Carsen Edwards, PG, Purdue
Remember, Brad Stevens is an Indiana native and keeps tabs on all college players there, while former Celtics assistant Micah Shrewsberry is a Purdue grad and now the assistant coach there. So they had to give Edwards rave reviews. It was a few years ago that the Celtics thrived when led by an undersized guard who could score in bunches. Remember him?
Mfiondu Kabengele, PF, Florida State
The Grizzlies are in total rebound, so why not take an athletic center to pair with Jaren Jackson Jr.? This pick is like found money because it was Utah’s before the Mike Conley trade, so the Grizzlies will make sure to get another young, tough player to fit into their system.
Eric Paschall, PF, Villanova
Philadelphia likes to draft local players, and Paschall will be a fan favorite. He is physically ready to play in the NBA and won’t have too much responsibility besides scoring and rebounding. The 76ers will have so much salary tied to their main players, they will need help from rookies.
25. TRAIL BLAZERS
Brandon Clarke, PF, Gonzaga
Portland could use a frontcourt boost, and Clarke is a well-coached, talented player who could contribute immediately. He is nearly 23 and played at two colleges, so he’s seasoned and skilled. Should blend into the Blazers’ system well.
Nickeil Alexander-Walker, SG, Virginia Tech
The Cavaliers are looking for a backcourt mate for Collin Sexton. Alexander-Walker, like most players in this draft, could develop into a gem but probably could have used another year of college. He showed signs of being a standout college player but he managed only 15 total points in the Hokies’ final two tournament games.
KZ Okpala, SF, Stanford
Okpala is a player whose professional career could be better than his college career. He is a virtual unknown because his Stanford teams did not reach the NCAA Tournament in either of his two years. But he’ll get a chance to develop under Kenny Atkinson and become a reliable swingman.
Luguentz Dort, SG, Arizona State
Dort is a one-and-done but is physically ready for the rigors of the NBA. The Warriors need players who are ready to contribute now, considering the injuries to Kevin Durant and Klay Thompson and their subpar drafts the past few years. Dort could be one of the stars of this draft. He was overshadowed playing in the Pac-12.
Bol Bol, C, Oregon
The Spurs know Bol is a project, and with Popovich astute at grooming big men, Bol could turn into a standout player. But at 208 pounds, it’s going to take a while. Best-case scenario is that Bol becomes a stretch-5 who can score, rebound, and defend the rim with his 7-foot-3-inch height.
Ty Jerome, SG, Virginia
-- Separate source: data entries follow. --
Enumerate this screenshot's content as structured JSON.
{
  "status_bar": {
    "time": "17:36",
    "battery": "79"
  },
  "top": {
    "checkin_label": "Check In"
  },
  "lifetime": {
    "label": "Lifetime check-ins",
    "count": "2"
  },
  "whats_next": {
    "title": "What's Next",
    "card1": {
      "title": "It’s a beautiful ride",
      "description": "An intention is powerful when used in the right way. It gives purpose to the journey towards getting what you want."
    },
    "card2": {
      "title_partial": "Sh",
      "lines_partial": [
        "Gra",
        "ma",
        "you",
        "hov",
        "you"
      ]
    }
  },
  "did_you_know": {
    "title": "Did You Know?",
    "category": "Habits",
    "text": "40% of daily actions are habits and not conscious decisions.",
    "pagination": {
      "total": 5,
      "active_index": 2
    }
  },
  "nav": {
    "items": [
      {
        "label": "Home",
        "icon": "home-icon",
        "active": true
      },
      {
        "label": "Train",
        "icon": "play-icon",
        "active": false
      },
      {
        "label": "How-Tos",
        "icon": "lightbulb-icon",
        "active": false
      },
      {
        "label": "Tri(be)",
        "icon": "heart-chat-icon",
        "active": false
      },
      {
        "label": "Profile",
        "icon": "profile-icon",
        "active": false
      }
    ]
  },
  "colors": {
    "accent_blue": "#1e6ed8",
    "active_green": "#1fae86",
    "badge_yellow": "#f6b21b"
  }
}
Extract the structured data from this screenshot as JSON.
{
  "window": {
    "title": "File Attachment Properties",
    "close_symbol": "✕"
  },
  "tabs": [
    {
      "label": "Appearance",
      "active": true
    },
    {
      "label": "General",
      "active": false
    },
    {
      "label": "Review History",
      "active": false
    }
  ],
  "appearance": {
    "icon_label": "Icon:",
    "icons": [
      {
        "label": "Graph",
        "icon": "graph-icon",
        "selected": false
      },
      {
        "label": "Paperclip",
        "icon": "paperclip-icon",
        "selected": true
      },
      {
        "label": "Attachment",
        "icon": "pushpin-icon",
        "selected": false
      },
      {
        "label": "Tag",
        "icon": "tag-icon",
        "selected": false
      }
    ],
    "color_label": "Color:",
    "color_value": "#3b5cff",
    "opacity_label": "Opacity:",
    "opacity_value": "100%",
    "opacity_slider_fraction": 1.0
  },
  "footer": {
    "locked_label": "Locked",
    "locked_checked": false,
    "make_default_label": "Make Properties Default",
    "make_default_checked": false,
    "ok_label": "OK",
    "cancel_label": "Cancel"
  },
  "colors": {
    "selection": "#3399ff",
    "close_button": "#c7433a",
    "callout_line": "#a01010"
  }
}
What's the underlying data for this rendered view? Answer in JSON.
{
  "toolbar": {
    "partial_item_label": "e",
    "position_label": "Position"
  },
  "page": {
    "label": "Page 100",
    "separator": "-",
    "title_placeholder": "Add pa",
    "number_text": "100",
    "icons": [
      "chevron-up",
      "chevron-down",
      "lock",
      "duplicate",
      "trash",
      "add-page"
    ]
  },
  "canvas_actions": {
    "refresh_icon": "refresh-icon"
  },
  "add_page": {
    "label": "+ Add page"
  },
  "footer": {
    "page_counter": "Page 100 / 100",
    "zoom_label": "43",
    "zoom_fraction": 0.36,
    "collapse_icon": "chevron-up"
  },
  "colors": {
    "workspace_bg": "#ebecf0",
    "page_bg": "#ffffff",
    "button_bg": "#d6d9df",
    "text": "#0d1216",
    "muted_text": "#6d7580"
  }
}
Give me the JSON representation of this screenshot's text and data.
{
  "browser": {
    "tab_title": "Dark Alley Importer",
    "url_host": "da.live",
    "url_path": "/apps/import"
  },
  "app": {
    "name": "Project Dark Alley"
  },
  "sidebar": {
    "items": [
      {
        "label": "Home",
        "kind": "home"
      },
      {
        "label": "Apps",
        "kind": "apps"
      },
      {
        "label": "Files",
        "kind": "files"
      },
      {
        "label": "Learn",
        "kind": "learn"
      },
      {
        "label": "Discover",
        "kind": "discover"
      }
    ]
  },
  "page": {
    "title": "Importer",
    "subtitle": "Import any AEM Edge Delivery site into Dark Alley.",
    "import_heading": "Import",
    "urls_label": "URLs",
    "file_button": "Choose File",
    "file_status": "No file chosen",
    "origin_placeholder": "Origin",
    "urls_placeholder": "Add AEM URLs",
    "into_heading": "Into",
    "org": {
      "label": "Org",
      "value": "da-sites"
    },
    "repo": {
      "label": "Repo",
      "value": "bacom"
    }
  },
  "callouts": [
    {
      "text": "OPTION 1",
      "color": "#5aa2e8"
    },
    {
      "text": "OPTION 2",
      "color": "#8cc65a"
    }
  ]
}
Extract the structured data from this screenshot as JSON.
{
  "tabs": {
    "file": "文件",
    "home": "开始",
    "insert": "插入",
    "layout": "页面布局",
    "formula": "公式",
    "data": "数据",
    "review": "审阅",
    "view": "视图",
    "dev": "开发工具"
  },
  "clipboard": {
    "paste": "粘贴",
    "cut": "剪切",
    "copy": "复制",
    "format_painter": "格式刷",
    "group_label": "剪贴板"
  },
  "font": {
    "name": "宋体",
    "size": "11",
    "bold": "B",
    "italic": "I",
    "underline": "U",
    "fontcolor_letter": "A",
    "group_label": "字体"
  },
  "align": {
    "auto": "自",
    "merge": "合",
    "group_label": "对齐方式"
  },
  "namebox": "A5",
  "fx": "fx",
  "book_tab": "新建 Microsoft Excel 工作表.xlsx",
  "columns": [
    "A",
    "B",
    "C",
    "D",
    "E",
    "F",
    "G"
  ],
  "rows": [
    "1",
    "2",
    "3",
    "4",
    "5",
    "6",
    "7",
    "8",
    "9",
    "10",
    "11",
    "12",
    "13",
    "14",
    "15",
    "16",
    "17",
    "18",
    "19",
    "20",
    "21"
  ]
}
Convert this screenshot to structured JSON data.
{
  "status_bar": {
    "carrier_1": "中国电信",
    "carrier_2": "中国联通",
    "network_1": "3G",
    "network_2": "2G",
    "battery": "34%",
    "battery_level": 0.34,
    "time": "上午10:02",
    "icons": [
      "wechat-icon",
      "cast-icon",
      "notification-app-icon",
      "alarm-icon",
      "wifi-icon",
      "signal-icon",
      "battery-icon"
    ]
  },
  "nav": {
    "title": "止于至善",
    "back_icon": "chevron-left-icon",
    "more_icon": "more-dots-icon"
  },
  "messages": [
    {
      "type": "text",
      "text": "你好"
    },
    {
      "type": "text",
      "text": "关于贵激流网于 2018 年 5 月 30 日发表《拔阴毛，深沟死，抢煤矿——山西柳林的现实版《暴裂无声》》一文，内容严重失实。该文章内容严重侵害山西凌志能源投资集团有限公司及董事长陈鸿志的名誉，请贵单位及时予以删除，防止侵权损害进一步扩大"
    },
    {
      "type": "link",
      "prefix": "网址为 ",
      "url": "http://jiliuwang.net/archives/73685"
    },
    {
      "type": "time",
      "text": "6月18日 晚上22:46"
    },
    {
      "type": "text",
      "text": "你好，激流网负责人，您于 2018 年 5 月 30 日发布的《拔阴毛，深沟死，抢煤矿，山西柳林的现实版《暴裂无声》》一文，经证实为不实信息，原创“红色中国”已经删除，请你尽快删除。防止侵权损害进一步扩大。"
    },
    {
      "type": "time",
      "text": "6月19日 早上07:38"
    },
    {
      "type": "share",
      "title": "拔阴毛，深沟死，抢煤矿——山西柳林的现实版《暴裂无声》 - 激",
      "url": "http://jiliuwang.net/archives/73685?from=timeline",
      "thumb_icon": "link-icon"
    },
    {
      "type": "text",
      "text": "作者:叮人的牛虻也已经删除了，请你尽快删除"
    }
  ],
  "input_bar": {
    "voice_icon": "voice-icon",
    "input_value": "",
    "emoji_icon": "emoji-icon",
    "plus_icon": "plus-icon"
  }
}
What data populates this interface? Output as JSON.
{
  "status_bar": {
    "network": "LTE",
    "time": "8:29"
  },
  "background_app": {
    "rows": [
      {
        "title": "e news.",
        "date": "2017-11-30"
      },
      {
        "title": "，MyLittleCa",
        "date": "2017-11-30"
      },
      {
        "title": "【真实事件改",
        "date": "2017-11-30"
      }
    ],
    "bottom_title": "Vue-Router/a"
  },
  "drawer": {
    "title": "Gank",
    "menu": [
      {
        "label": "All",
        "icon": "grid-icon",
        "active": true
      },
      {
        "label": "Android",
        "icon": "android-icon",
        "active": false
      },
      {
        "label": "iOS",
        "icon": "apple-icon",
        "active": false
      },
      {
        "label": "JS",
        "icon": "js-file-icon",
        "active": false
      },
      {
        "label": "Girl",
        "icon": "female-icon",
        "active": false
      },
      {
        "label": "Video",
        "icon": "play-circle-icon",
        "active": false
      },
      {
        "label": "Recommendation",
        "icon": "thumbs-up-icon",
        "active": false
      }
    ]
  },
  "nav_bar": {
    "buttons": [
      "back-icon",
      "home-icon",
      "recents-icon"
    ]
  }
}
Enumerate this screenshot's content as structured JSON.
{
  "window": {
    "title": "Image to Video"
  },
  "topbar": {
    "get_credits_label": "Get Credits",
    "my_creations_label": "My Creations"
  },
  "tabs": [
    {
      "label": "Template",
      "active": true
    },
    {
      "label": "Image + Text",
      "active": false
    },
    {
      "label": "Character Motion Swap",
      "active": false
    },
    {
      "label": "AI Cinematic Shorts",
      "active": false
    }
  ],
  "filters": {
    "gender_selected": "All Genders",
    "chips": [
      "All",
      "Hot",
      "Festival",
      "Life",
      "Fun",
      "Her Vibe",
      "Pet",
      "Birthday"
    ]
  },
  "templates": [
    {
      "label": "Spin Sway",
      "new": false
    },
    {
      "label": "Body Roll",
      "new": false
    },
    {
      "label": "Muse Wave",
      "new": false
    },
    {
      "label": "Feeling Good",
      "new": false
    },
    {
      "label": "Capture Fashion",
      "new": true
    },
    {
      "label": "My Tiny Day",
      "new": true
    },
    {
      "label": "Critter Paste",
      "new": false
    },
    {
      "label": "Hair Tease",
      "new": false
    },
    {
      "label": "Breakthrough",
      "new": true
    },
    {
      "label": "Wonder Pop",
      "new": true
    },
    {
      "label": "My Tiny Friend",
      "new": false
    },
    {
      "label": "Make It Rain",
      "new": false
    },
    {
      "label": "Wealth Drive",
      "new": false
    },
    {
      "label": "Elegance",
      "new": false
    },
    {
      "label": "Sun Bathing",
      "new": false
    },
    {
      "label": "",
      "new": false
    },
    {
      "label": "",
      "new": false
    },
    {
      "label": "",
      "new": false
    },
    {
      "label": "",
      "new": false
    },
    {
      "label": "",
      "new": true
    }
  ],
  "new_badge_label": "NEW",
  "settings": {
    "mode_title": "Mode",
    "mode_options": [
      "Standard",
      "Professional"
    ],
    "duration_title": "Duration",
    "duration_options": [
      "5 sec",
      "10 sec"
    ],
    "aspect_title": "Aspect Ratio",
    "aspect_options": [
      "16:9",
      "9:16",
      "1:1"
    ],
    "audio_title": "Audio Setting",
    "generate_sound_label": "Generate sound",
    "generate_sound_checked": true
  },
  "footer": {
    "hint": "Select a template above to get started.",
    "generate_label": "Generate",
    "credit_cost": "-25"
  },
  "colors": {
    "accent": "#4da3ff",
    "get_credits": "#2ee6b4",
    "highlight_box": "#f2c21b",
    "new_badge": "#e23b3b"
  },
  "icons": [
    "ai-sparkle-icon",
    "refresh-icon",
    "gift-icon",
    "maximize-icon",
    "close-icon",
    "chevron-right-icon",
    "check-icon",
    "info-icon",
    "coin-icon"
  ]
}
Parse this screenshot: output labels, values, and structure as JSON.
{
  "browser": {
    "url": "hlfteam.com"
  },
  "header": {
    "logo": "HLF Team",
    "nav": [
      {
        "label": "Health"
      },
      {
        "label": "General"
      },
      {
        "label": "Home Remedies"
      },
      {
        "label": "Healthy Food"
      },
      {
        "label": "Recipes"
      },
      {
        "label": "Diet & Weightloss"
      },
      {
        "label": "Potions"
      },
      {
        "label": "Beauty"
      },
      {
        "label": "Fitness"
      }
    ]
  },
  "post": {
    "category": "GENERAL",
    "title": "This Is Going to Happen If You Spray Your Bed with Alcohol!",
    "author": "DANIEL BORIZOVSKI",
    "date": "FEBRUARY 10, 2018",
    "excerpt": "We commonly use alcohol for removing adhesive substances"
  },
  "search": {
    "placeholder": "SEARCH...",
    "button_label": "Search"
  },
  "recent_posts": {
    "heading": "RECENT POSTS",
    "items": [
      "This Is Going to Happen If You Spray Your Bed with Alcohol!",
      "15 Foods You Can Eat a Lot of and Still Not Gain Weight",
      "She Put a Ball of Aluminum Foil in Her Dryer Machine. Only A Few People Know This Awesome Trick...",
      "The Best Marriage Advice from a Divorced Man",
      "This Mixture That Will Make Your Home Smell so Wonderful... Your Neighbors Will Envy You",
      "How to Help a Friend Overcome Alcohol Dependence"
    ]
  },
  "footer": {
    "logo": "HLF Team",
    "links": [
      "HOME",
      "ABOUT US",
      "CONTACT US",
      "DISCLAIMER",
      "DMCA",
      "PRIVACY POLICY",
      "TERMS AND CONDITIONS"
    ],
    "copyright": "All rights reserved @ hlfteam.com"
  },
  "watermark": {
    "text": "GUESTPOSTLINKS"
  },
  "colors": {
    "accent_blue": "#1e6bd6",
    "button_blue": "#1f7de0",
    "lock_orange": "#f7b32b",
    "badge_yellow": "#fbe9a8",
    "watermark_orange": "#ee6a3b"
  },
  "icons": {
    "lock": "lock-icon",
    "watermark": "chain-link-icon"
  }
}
With Malcolm Brogdon likely gone to free agency, the Bucks need a dependable backup point guard behind Eric Bledsoe, and Jerome, the Final Four hero, could develop into that player. His stock has risen during the draft process and he could come in and help a team next year.